[Stored entries]
####################
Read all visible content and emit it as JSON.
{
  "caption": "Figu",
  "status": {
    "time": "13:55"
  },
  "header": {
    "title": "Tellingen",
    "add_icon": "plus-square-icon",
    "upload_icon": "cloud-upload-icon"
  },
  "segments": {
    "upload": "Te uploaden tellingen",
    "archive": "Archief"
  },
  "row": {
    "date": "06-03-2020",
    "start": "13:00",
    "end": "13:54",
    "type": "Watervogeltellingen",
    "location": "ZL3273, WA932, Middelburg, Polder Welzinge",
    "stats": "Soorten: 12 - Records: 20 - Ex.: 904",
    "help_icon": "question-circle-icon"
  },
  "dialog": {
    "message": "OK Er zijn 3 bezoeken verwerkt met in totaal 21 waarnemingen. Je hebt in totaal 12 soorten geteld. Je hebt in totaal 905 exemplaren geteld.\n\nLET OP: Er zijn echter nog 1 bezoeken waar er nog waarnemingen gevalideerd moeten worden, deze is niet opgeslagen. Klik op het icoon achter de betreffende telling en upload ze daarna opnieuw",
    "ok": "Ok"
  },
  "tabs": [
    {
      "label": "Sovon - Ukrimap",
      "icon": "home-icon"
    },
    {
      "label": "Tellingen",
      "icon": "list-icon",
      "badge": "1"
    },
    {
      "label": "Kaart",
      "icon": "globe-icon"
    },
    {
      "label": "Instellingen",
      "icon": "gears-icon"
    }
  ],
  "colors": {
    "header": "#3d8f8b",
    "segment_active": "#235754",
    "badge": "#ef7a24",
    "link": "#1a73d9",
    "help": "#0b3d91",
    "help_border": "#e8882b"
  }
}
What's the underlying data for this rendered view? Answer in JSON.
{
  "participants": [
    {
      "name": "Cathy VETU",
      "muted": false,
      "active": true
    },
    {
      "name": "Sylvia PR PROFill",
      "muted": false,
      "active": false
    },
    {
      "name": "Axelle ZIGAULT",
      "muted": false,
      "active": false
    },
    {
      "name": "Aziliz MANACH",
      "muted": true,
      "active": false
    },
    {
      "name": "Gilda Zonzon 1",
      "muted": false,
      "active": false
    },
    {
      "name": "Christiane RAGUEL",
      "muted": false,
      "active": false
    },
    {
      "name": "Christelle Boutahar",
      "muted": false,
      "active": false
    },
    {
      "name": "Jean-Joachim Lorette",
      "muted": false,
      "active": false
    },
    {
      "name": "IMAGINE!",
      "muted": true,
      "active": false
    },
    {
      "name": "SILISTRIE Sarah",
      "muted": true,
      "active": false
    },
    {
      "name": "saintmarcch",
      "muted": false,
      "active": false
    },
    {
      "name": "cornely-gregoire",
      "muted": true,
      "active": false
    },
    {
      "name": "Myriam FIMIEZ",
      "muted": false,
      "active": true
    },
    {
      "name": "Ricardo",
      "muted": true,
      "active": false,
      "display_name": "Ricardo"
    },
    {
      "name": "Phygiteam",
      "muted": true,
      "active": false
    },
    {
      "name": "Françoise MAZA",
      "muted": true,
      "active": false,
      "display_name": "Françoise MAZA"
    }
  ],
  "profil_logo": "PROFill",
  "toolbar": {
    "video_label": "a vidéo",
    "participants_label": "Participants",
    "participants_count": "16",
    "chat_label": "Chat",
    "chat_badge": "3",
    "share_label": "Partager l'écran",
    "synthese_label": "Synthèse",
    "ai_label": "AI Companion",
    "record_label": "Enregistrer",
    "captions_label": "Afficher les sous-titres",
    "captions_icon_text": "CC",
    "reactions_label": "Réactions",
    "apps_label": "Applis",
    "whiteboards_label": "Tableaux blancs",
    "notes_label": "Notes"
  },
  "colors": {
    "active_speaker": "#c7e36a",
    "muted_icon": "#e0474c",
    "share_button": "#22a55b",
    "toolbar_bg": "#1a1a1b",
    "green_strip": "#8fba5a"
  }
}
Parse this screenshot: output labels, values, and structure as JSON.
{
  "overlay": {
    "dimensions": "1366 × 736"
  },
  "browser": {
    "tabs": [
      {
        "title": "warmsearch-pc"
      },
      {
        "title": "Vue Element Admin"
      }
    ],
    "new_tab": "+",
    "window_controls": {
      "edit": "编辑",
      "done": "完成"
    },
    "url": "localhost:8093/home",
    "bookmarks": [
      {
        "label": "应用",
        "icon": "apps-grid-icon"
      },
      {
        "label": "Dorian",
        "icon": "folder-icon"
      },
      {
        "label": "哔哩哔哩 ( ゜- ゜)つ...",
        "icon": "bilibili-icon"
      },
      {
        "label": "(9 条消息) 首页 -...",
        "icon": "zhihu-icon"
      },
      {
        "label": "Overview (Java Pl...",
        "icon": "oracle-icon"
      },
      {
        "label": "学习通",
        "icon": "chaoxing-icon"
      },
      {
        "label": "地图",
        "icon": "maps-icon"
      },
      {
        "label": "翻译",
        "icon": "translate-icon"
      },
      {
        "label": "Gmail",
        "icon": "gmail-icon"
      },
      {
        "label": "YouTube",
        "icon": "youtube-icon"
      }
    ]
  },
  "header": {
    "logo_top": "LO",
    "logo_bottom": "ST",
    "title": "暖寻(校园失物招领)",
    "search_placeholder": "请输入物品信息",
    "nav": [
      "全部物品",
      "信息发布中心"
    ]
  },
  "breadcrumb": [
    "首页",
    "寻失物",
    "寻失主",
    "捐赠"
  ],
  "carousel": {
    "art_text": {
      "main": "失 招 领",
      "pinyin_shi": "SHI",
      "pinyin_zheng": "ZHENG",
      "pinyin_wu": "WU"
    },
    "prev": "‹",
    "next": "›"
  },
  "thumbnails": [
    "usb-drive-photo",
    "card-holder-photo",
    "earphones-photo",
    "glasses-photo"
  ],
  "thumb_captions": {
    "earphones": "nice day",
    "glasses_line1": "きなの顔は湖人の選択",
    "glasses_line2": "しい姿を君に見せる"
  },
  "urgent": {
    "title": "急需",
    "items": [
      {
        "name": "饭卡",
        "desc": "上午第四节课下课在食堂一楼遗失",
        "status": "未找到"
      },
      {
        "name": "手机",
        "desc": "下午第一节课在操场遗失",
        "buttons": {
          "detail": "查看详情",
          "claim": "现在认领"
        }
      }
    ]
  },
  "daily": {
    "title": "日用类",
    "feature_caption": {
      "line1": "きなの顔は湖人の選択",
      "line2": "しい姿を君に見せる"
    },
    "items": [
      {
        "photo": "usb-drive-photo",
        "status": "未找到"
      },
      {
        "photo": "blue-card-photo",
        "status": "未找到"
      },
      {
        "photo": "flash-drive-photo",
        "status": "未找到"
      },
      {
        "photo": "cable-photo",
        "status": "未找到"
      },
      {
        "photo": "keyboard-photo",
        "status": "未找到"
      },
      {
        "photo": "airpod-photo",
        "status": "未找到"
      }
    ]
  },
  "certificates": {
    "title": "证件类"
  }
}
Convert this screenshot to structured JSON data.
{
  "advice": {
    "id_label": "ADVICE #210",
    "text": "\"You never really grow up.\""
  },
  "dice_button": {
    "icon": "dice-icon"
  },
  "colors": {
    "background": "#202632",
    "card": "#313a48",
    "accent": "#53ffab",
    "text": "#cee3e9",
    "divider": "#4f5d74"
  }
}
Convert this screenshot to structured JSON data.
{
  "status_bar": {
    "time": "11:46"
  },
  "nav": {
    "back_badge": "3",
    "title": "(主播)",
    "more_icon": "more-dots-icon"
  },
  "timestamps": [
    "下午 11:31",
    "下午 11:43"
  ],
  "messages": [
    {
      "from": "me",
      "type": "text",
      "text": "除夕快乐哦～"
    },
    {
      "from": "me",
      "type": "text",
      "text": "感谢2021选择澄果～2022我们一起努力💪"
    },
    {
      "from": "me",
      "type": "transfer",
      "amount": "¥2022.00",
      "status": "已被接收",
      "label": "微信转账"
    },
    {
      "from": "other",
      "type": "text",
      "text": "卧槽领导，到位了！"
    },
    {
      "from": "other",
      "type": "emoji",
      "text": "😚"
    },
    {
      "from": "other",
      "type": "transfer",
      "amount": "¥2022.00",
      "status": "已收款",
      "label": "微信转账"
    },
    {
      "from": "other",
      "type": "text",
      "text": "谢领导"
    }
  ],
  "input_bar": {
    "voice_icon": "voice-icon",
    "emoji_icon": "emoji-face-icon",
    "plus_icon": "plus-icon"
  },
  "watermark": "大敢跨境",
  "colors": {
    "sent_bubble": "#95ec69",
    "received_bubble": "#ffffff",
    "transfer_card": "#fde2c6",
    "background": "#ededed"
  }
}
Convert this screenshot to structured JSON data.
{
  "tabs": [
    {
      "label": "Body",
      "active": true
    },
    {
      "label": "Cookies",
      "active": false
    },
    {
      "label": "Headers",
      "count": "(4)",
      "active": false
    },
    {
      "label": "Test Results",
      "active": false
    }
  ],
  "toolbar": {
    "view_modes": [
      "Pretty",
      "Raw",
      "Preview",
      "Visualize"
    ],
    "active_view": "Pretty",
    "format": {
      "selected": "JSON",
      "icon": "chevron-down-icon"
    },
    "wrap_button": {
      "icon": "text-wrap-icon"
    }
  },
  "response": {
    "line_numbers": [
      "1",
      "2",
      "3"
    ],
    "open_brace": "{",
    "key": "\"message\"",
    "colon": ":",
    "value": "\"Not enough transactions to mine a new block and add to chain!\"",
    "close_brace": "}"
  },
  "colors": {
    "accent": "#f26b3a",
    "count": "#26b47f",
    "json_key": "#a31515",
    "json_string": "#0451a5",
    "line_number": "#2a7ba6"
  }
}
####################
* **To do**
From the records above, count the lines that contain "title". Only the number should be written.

* **Task result**
8